__SUPPLIED INFORMATION__.
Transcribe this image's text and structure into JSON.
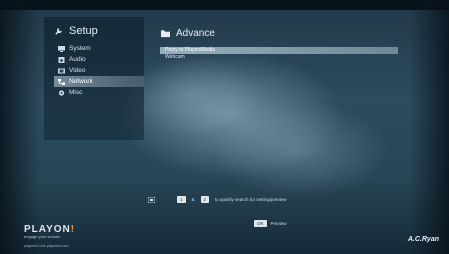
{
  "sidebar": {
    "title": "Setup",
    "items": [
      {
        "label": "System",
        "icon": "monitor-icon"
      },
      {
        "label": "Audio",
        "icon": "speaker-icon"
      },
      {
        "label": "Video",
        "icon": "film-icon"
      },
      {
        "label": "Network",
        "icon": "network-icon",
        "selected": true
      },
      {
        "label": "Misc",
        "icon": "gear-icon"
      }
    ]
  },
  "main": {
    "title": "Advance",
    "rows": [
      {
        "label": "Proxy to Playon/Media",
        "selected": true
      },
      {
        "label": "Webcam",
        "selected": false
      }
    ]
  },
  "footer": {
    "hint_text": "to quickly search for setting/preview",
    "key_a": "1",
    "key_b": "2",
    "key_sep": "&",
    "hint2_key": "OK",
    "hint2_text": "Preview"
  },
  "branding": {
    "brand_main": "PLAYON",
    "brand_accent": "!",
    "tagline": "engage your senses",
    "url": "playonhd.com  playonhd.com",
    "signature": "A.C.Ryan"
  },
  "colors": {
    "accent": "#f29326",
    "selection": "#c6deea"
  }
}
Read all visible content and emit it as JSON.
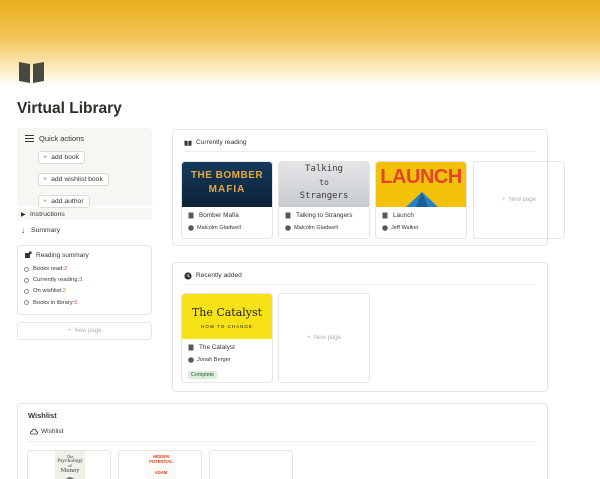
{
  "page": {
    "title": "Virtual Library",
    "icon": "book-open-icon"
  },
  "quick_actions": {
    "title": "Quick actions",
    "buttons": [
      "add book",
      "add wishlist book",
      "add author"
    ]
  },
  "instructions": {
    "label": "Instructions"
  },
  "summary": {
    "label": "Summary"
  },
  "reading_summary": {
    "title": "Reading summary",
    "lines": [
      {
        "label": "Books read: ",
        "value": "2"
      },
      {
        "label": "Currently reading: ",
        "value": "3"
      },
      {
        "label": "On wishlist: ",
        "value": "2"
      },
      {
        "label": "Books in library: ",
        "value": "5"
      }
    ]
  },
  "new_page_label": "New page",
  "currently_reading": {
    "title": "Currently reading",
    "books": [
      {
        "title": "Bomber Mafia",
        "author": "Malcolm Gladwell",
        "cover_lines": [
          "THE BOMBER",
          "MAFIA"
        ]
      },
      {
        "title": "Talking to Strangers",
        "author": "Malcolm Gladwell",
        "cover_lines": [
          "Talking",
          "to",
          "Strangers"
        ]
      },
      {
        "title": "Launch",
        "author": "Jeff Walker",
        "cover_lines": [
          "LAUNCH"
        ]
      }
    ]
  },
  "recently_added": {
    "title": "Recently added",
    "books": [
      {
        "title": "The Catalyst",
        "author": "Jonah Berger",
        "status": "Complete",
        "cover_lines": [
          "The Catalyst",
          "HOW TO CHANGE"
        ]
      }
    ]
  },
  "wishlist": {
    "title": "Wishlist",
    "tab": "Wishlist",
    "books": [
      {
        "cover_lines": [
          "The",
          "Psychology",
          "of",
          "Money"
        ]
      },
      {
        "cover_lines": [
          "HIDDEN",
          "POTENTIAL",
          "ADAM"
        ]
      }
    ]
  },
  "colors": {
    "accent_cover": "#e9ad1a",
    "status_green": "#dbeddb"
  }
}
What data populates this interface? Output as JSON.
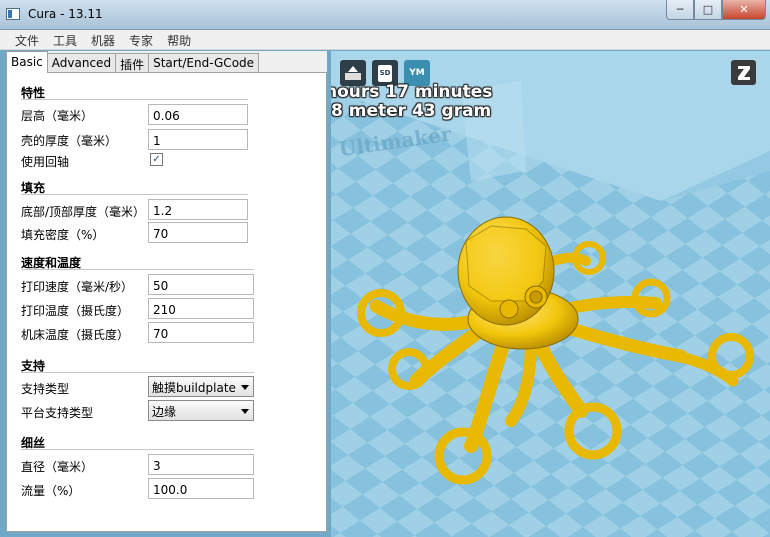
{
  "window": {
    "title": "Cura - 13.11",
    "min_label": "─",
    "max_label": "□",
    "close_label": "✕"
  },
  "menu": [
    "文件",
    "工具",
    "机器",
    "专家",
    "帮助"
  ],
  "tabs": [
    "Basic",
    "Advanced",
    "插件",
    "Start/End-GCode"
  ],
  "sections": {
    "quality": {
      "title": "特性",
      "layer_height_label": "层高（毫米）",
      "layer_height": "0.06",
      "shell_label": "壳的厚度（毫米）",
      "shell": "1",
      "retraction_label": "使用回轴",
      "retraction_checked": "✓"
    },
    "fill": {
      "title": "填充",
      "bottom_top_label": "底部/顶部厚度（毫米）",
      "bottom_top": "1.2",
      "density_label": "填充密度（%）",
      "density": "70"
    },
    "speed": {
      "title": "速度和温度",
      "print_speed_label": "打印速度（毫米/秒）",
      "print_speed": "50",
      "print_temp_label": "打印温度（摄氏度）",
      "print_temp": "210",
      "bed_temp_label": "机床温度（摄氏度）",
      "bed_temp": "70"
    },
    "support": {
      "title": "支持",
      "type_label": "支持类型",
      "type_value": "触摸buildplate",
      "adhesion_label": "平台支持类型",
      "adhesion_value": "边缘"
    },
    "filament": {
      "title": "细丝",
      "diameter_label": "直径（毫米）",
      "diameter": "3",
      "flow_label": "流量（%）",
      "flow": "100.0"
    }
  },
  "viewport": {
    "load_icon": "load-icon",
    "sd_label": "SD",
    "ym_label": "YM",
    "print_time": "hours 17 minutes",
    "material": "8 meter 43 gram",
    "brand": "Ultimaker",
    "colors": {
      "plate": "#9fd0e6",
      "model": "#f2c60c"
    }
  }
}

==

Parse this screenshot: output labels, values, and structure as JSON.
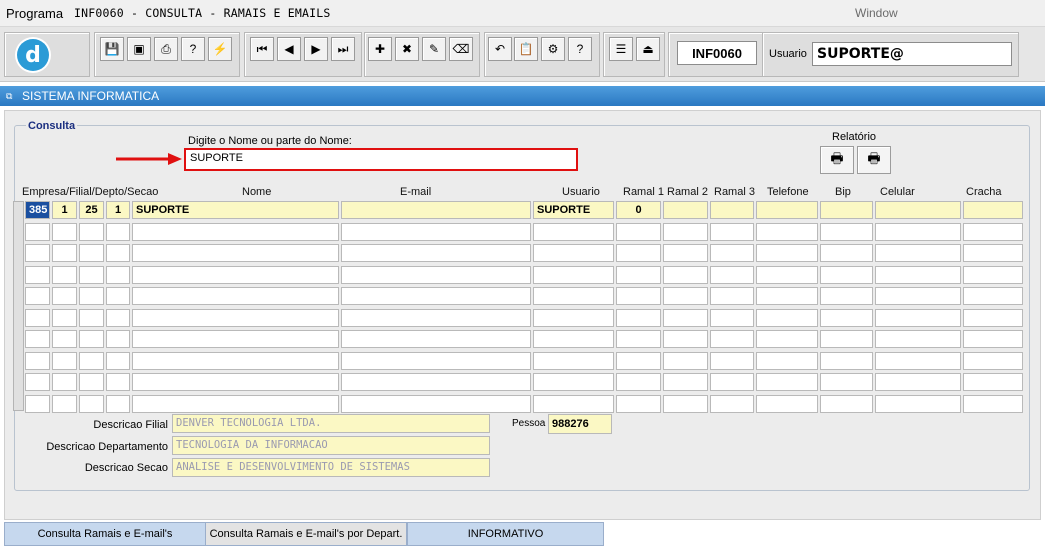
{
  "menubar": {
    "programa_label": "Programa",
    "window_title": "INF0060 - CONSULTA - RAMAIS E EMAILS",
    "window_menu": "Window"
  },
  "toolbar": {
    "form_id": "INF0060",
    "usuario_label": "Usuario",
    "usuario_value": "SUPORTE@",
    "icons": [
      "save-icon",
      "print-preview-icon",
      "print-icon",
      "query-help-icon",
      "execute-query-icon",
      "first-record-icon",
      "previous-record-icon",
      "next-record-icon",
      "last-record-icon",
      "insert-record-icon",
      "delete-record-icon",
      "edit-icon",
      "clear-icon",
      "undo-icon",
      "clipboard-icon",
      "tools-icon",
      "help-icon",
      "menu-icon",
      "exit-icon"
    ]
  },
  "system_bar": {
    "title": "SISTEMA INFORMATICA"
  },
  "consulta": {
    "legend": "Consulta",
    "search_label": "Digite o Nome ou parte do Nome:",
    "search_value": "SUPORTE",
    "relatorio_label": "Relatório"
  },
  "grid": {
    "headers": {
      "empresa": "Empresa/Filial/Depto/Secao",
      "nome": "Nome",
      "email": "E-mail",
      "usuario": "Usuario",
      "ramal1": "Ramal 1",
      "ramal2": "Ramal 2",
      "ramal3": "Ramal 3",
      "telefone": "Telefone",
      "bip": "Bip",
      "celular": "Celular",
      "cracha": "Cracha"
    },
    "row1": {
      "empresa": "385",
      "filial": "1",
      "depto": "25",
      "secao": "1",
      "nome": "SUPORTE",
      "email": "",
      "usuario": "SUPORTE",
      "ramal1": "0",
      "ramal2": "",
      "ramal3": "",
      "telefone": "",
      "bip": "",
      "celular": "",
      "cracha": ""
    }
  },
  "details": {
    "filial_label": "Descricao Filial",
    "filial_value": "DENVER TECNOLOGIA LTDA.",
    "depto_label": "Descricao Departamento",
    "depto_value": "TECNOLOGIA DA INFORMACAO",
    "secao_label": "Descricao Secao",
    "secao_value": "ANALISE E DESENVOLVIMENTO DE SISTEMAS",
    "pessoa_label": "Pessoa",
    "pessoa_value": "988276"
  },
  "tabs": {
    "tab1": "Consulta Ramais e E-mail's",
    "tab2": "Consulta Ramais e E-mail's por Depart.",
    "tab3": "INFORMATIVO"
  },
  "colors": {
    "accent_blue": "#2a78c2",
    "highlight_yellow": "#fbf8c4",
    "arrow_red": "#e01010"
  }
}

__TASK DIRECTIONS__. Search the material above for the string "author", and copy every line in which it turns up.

__TASK RESPONSE__.
      "add author"
        "author": "Malcolm Gladwell",
        "author": "Malcolm Gladwell",
        "author": "Jeff Walker",
        "author": "Jonah Berger",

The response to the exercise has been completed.